**To do**
Gather all lines in the data that hold the string "JSON".

**Task inputs**
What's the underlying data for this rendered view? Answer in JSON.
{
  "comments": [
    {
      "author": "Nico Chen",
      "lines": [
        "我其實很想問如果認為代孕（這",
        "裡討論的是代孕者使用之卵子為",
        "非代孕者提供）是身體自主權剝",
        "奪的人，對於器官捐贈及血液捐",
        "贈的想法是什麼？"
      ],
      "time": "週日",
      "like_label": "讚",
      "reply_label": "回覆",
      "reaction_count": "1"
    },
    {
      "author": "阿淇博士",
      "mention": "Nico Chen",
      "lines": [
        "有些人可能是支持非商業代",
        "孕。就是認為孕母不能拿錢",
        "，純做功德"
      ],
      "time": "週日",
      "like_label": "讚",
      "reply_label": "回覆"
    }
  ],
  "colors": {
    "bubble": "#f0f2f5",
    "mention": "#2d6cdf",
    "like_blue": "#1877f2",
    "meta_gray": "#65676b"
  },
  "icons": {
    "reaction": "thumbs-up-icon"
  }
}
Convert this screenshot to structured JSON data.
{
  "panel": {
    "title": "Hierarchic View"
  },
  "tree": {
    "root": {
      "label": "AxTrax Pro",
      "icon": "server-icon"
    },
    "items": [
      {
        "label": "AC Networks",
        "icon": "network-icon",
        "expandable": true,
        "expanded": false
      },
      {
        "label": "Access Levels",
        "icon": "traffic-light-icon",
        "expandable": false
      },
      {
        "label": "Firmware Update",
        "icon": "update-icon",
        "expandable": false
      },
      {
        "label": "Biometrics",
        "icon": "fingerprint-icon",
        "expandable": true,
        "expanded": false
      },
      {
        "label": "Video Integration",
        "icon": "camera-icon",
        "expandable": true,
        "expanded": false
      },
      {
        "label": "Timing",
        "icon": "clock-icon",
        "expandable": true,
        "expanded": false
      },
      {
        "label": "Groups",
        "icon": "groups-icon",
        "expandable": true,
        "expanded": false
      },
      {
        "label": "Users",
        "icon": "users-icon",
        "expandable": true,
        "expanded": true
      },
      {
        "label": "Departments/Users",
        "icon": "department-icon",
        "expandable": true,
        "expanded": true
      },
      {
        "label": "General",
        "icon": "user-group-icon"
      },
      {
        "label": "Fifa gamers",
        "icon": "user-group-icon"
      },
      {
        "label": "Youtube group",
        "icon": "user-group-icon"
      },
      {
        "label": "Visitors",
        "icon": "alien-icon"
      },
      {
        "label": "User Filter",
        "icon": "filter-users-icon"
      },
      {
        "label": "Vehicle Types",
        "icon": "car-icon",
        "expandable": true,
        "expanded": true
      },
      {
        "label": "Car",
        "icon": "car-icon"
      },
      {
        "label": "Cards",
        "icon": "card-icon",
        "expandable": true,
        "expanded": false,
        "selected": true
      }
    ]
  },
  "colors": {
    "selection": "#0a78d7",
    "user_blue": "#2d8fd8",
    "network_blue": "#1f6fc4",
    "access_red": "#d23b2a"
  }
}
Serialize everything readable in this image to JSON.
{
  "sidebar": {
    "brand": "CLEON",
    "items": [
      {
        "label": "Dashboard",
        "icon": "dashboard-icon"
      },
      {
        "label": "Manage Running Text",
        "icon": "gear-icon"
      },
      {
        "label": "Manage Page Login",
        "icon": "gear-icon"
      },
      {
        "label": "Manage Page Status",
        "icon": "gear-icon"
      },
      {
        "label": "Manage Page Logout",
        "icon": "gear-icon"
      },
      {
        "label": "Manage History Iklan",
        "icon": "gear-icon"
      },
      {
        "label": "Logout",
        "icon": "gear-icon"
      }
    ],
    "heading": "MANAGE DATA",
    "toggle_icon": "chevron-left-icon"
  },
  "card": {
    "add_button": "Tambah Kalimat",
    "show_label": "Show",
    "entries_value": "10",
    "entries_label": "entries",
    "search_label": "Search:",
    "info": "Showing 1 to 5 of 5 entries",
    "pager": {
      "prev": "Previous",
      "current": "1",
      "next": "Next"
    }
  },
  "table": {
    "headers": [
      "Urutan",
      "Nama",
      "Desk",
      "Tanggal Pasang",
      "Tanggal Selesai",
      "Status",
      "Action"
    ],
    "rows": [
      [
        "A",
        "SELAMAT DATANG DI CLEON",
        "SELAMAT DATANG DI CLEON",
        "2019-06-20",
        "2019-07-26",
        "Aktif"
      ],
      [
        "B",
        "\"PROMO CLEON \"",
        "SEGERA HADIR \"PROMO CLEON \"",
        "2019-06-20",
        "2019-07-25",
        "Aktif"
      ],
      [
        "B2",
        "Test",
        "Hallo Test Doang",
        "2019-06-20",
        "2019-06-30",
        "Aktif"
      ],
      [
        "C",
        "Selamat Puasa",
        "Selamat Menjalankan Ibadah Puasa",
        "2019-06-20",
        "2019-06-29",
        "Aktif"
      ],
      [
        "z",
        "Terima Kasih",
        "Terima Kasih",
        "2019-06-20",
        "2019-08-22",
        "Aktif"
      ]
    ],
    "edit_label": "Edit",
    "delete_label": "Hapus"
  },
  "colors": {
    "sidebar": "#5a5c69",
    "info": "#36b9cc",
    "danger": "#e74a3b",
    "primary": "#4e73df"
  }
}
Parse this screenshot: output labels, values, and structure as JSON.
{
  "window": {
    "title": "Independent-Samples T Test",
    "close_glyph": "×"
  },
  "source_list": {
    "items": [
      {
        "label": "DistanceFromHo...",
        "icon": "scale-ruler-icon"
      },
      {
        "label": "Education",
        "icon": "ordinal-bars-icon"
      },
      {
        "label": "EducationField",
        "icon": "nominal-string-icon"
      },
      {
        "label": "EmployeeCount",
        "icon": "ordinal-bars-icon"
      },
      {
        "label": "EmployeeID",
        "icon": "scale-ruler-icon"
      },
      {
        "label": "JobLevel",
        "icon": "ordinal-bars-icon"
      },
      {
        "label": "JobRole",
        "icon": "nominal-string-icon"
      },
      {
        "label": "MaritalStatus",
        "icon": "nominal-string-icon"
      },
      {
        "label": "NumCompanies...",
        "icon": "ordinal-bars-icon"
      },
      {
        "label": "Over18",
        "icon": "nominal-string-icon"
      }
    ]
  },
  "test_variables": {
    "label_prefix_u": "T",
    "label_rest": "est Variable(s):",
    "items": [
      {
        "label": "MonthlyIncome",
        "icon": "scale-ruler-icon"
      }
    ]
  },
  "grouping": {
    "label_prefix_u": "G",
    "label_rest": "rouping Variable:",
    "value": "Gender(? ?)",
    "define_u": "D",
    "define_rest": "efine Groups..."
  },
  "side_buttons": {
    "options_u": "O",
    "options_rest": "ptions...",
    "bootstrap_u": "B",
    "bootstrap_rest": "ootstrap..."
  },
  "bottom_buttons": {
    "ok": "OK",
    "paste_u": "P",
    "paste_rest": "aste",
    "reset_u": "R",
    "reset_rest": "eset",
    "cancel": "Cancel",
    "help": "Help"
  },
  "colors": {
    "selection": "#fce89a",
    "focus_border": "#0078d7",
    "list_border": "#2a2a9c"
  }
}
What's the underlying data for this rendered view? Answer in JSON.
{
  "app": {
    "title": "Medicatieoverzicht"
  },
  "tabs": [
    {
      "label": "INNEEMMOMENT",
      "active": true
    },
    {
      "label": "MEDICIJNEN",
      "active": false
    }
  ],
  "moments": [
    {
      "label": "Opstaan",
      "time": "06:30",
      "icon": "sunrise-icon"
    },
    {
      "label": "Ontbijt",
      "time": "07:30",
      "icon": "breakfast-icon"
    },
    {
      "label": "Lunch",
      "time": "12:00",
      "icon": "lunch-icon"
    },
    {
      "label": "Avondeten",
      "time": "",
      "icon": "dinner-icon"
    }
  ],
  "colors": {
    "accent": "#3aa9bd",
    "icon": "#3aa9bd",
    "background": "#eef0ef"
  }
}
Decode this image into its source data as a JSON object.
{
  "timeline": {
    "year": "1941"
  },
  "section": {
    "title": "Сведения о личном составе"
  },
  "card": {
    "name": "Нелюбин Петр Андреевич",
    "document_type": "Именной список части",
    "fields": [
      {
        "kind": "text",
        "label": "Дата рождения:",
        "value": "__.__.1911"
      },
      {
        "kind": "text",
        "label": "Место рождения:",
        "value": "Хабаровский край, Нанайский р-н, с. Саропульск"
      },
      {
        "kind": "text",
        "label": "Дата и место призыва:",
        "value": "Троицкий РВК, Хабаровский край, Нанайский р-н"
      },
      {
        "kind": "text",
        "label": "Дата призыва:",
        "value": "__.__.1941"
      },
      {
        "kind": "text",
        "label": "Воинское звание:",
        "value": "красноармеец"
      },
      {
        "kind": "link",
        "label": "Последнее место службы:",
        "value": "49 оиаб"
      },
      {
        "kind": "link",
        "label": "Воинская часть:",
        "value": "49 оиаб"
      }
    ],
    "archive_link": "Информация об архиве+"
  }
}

**Answer to the problem**
What's the underlying data for this rendered view? Answer in JSON.
Convert this screenshot to structured JSON data.
Serialize everything readable in this image to JSON.
Parse this screenshot: output labels, values, and structure as JSON.
What's the underlying data for this rendered view? Answer in JSON.
Decode this image into its source data as a JSON object.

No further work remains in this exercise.